### Goal of the exercise:
What lines below hold the string "reference"? Copy them all.

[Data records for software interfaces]
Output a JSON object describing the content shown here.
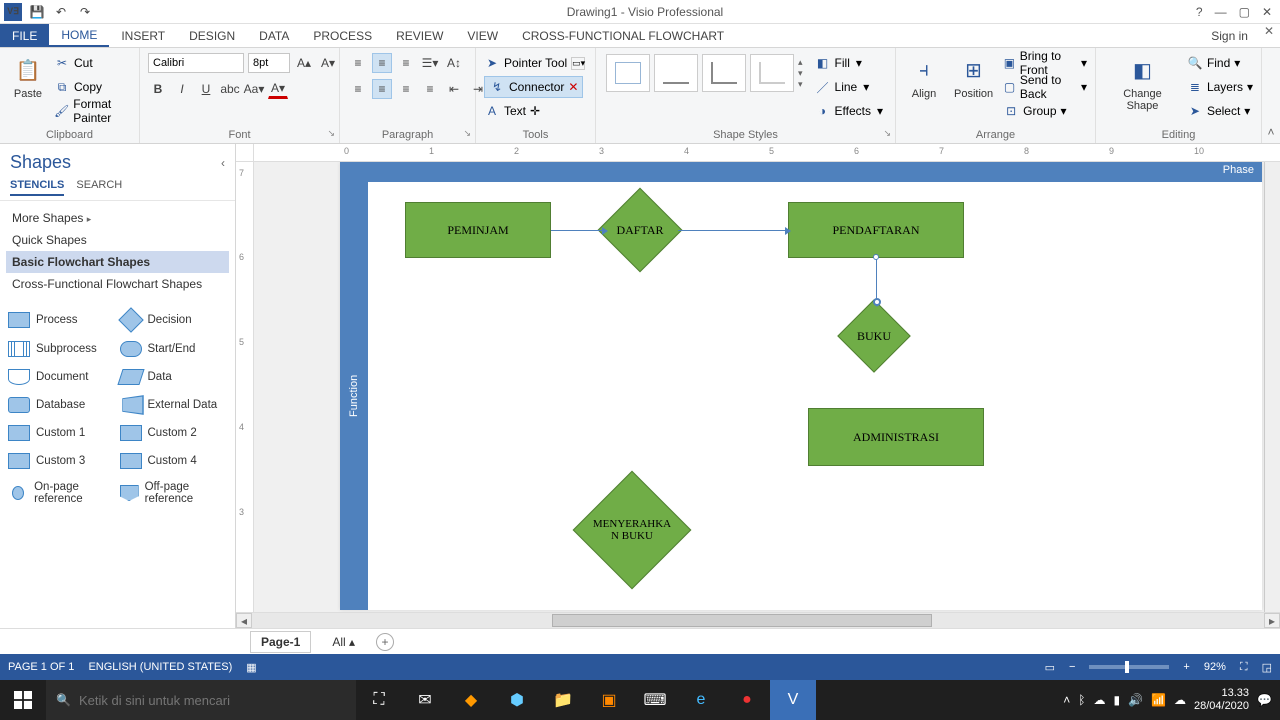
{
  "title": "Drawing1 - Visio Professional",
  "signin": "Sign in",
  "tabs": {
    "file": "FILE",
    "home": "HOME",
    "insert": "INSERT",
    "design": "DESIGN",
    "data": "DATA",
    "process": "PROCESS",
    "review": "REVIEW",
    "view": "VIEW",
    "cff": "CROSS-FUNCTIONAL FLOWCHART"
  },
  "ribbon": {
    "clipboard": {
      "paste": "Paste",
      "cut": "Cut",
      "copy": "Copy",
      "format_painter": "Format Painter",
      "label": "Clipboard"
    },
    "font": {
      "family": "Calibri",
      "size": "8pt",
      "label": "Font"
    },
    "paragraph": {
      "label": "Paragraph"
    },
    "tools": {
      "pointer": "Pointer Tool",
      "connector": "Connector",
      "text": "Text",
      "label": "Tools"
    },
    "shape_styles": {
      "fill": "Fill",
      "line": "Line",
      "effects": "Effects",
      "label": "Shape Styles"
    },
    "arrange": {
      "align": "Align",
      "position": "Position",
      "btf": "Bring to Front",
      "stb": "Send to Back",
      "group": "Group",
      "label": "Arrange"
    },
    "editing": {
      "change_shape": "Change Shape",
      "find": "Find",
      "layers": "Layers",
      "select": "Select",
      "label": "Editing"
    }
  },
  "shapes_panel": {
    "title": "Shapes",
    "subtabs": {
      "stencils": "STENCILS",
      "search": "SEARCH"
    },
    "stencils": [
      "More Shapes",
      "Quick Shapes",
      "Basic Flowchart Shapes",
      "Cross-Functional Flowchart Shapes"
    ],
    "shapes": [
      {
        "n": "Process",
        "c": "process"
      },
      {
        "n": "Decision",
        "c": "decision"
      },
      {
        "n": "Subprocess",
        "c": "subproc"
      },
      {
        "n": "Start/End",
        "c": "startend"
      },
      {
        "n": "Document",
        "c": "document"
      },
      {
        "n": "Data",
        "c": "data"
      },
      {
        "n": "Database",
        "c": "db"
      },
      {
        "n": "External Data",
        "c": "ext"
      },
      {
        "n": "Custom 1",
        "c": "c1"
      },
      {
        "n": "Custom 2",
        "c": "c2"
      },
      {
        "n": "Custom 3",
        "c": "c3"
      },
      {
        "n": "Custom 4",
        "c": "c4"
      },
      {
        "n": "On-page reference",
        "c": "onpage"
      },
      {
        "n": "Off-page reference",
        "c": "offpage"
      }
    ]
  },
  "canvas": {
    "phase": "Phase",
    "function": "Function",
    "shapes": {
      "peminjam": "PEMINJAM",
      "daftar": "DAFTAR",
      "pendaftaran": "PENDAFTARAN",
      "buku": "BUKU",
      "administrasi": "ADMINISTRASI",
      "menyerahkan": "MENYERAHKA\nN BUKU"
    }
  },
  "pagetabs": {
    "page1": "Page-1",
    "all": "All"
  },
  "status": {
    "page": "PAGE 1 OF 1",
    "lang": "ENGLISH (UNITED STATES)",
    "zoom": "92%"
  },
  "taskbar": {
    "search_placeholder": "Ketik di sini untuk mencari",
    "time": "13.33",
    "date": "28/04/2020"
  }
}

### Worked solution:
        "n": "On-page reference",
        "n": "Off-page reference",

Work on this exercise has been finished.